When Donald Trump announced in June 2017 that the United States was pulling out of the Paris Agreement—the pact between 195 nations (nearly all the world’s nations) to reduce global greenhouse gas emissions—the mayors of Paris, France, and Pittsburgh, Pennsylvania, responded with an op-ed in The New York Times. In it, they announced that “an unprecedented alliance is emerging” among more than 7,400 cities worldwide to honor and uphold the goals of this agreement irrespective of their own country’s level of commitment. They vowed to do this not only for the citizens of their cities, but also for the citizens of “every other city in the world.”
Most people don’t think of cities when thinking about international relations or international law. After all, cities are local governments and their leaders are concerned with local, not global, issues and challenges. Right?
In 2017, around the same time as city leaders vowed to honor the Paris Agreement, more than 150 city leaders from around the world assembled in Mechelen, Belgium. Their motive: The United Nations was in the process of drafting the Global Compact on Migration (GCM) and Global Compact on Refugees (GCR). Meeting in Belgium, the city leaders drew up the Mechelen Declaration, demanding a seat at the drafting table.

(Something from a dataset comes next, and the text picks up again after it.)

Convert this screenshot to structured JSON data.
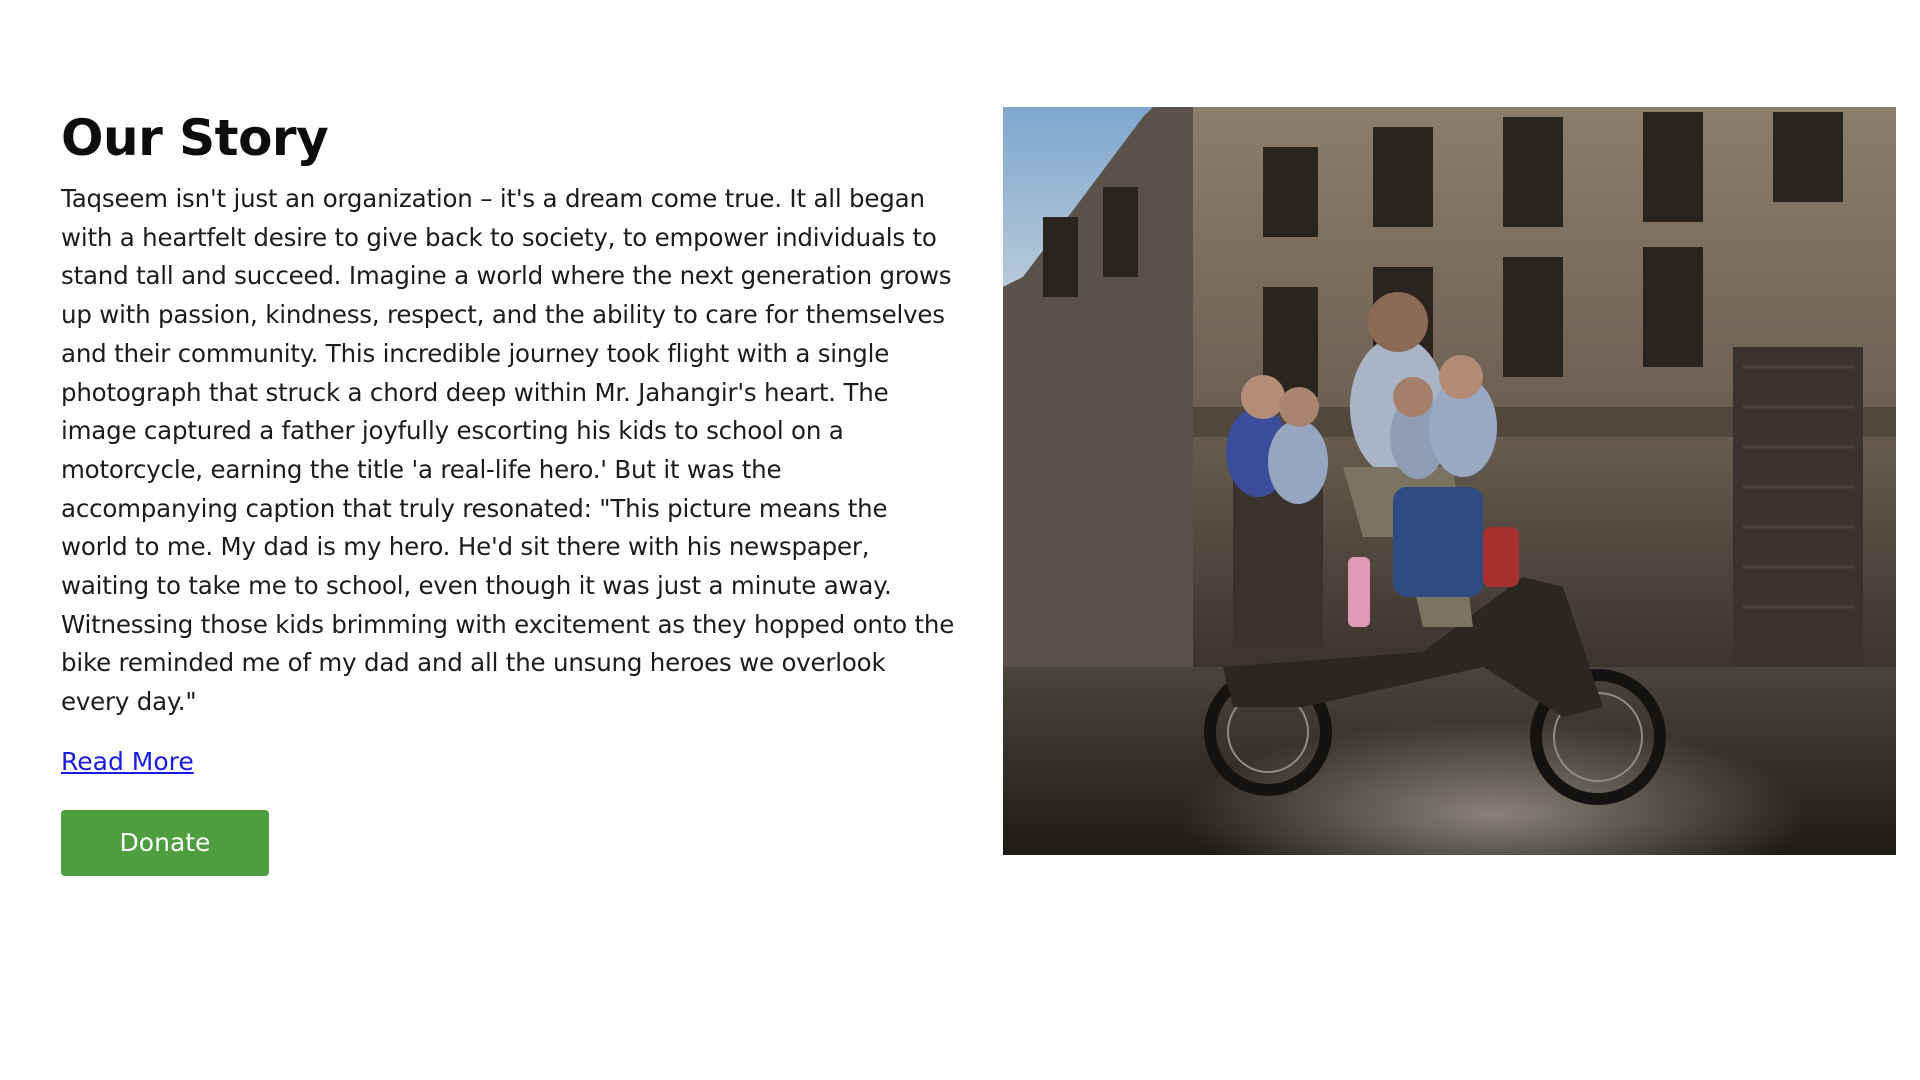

The two global compacts were adopted in Marrakesh in 2018, prompting 150 mayors and city leaders to sign a second declaration calling for the full and formal recognition of the role of local authorities in the implementation, follow-up, and review of both compacts. The UN High Commissioner on Refugees enthusiastically embraced the city leaders’ declaration in a speech highlighting the necessity of working with city leaders to solve the global refugee crisis.

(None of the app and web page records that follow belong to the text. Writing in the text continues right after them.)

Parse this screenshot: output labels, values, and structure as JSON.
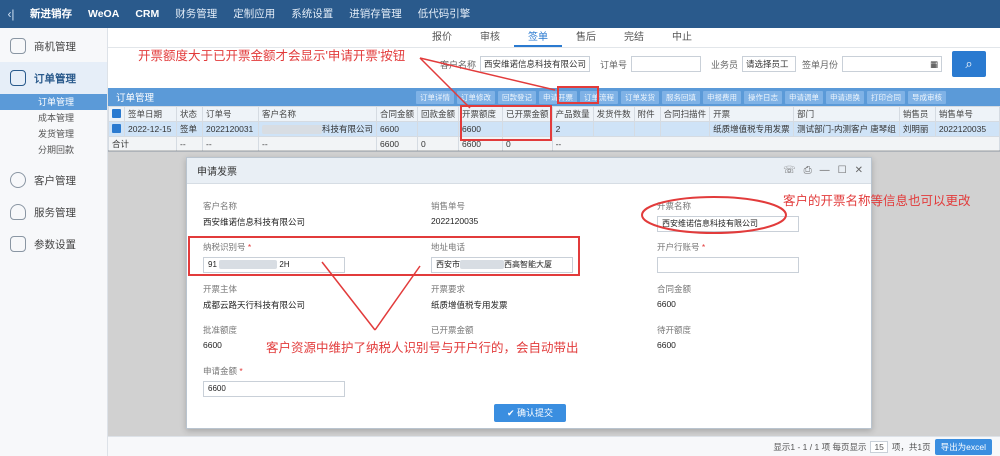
{
  "topnav": {
    "back_icon": "chevron-left-icon",
    "items": [
      "新进销存",
      "WeOA",
      "CRM",
      "财务管理",
      "定制应用",
      "系统设置",
      "进销存管理",
      "低代码引擎"
    ]
  },
  "sidebar": {
    "items": [
      {
        "label": "商机管理",
        "icon": "cube-icon"
      },
      {
        "label": "订单管理",
        "icon": "order-icon"
      },
      {
        "label": "客户管理",
        "icon": "user-icon"
      },
      {
        "label": "服务管理",
        "icon": "heart-icon"
      },
      {
        "label": "参数设置",
        "icon": "list-icon"
      }
    ],
    "subitems": [
      "订单管理",
      "成本管理",
      "发货管理",
      "分期回款"
    ]
  },
  "tabs": [
    "报价",
    "审核",
    "签单",
    "售后",
    "完结",
    "中止"
  ],
  "filter": {
    "customer_label": "客户名称",
    "customer_value": "西安维诺信息科技有限公司",
    "order_label": "订单号",
    "sales_label": "业务员",
    "sales_value": "请选择员工",
    "month_label": "签单月份",
    "search_icon": "search-icon"
  },
  "grid": {
    "title": "订单管理",
    "buttons": [
      "订单详情",
      "订单修改",
      "回款登记",
      "申请开票",
      "订单流程",
      "订单发货",
      "服务回填",
      "申报费用",
      "操作日志",
      "申请调单",
      "申请退换",
      "打印合同",
      "导成审核"
    ],
    "columns": [
      "签单日期",
      "状态",
      "订单号",
      "客户名称",
      "合同金额",
      "回款金额",
      "开票额度",
      "已开票金额",
      "产品数量",
      "发货件数",
      "附件",
      "合同扫描件",
      "开票",
      "部门",
      "销售员",
      "销售单号"
    ],
    "row": [
      "2022-12-15",
      "签单",
      "2022120031",
      "科技有限公司",
      "6600",
      "",
      "6600",
      "",
      "2",
      "",
      "",
      "",
      "纸质增值税专用发票",
      "测试部门-内测客户 唐琴组",
      "刘明丽",
      "2022120035"
    ],
    "total": [
      "合计",
      "--",
      "--",
      "--",
      "--",
      "6600",
      "0",
      "6600",
      "0"
    ]
  },
  "annotations": {
    "top": "开票额度大于已开票金额才会显示'申请开票'按钮",
    "right": "客户的开票名称等信息也可以更改",
    "bottom": "客户资源中维护了纳税人识别号与开户行的，会自动带出"
  },
  "dialog": {
    "title": "申请发票",
    "customer_name_label": "客户名称",
    "customer_name": "西安维诺信息科技有限公司",
    "sales_no_label": "销售单号",
    "sales_no": "2022120035",
    "invoice_name_label": "开票名称",
    "invoice_name": "西安维诺信息科技有限公司",
    "tax_id_label": "纳税识别号",
    "tax_id_prefix": "91",
    "tax_id_suffix": "2H",
    "address_label": "地址电话",
    "address_prefix": "西安市",
    "address_suffix": "西高智能大厦",
    "bank_label": "开户行账号",
    "subject_label": "开票主体",
    "subject": "成都云路天行科技有限公司",
    "req_label": "开票要求",
    "req": "纸质增值税专用发票",
    "contract_label": "合同金额",
    "contract": "6600",
    "approved_label": "批准额度",
    "approved": "6600",
    "invoiced_label": "已开票金额",
    "pending_label": "待开额度",
    "pending": "6600",
    "apply_label": "申请金额",
    "apply": "6600",
    "confirm": "确认提交"
  },
  "footer": {
    "info": "显示1 - 1 / 1 项  每页显示",
    "per_page": "15",
    "tail": "项，共1页",
    "export": "导出为excel"
  },
  "colors": {
    "nav": "#2a5a8c",
    "accent": "#2a7ad0",
    "annotation": "#e23b3b"
  }
}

Cities’ structural powerlessness in international relations
In a formal sense, cities remain structurally powerless—that is, without an official seat at the table or a platform in the current international political framework, which is built on the foundational idea that nation-states are the sole actors and policy-makers at the international level. This state-centric framework was constructed by and for states following the atrocities of World War II, when the winners of the war came together and, following a series of negotiations, created the United Nations (UN).

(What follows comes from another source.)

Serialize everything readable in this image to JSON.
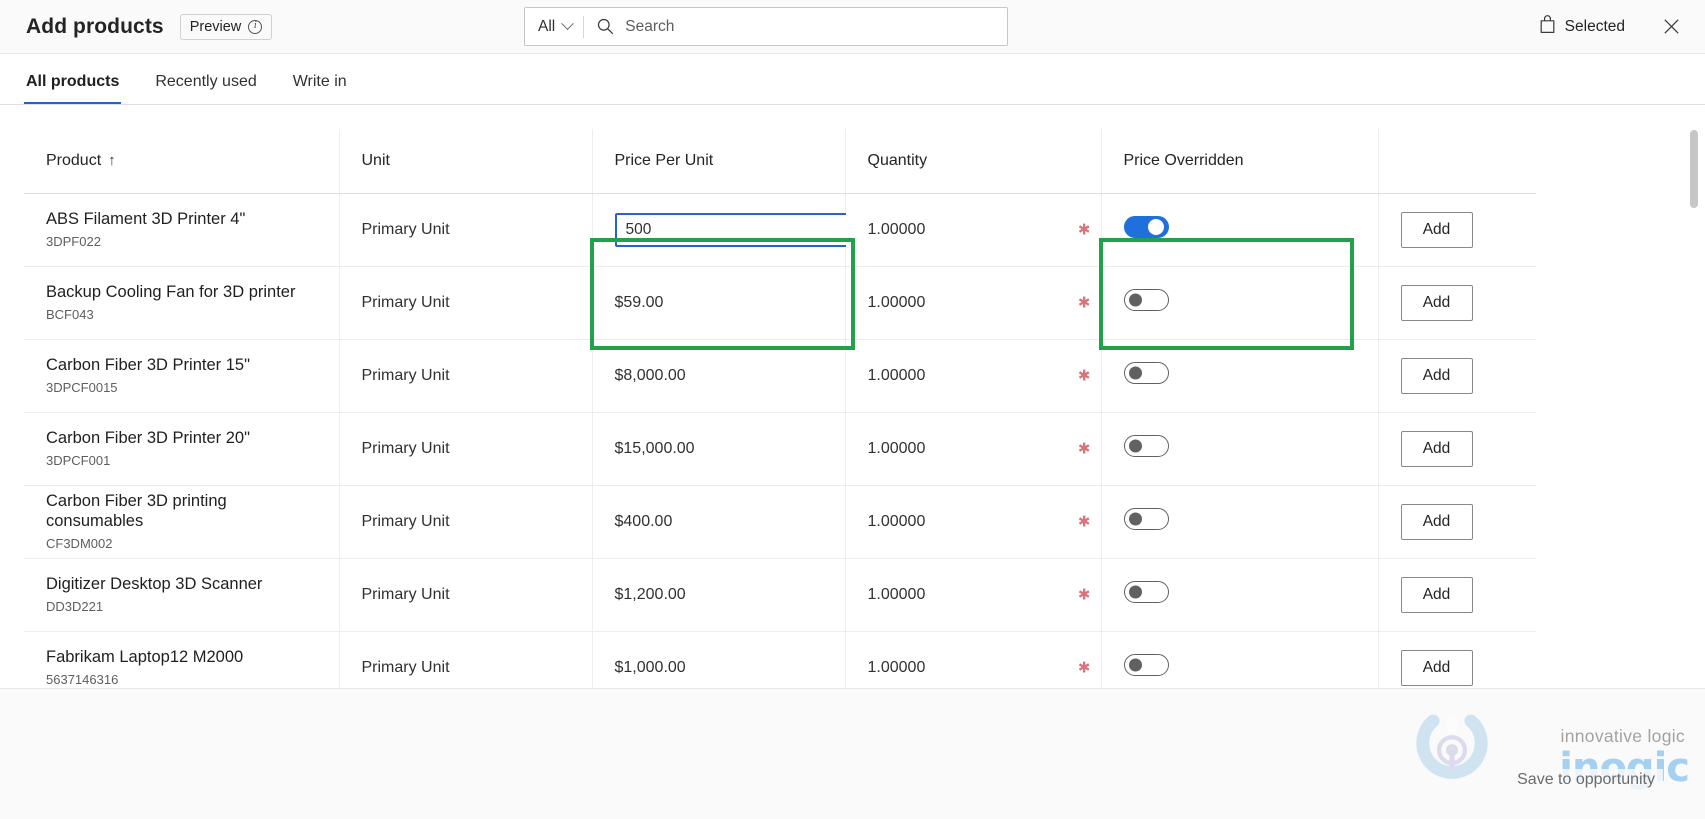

Nations, and only nations, are permitted to fill the key positions in the UN. While a small role is granted to non-governmental organizations, that can be consulted on matters pertaining to their expertise, this same privilege is not afforded to cities, which are not mentioned even once in the UN Charter.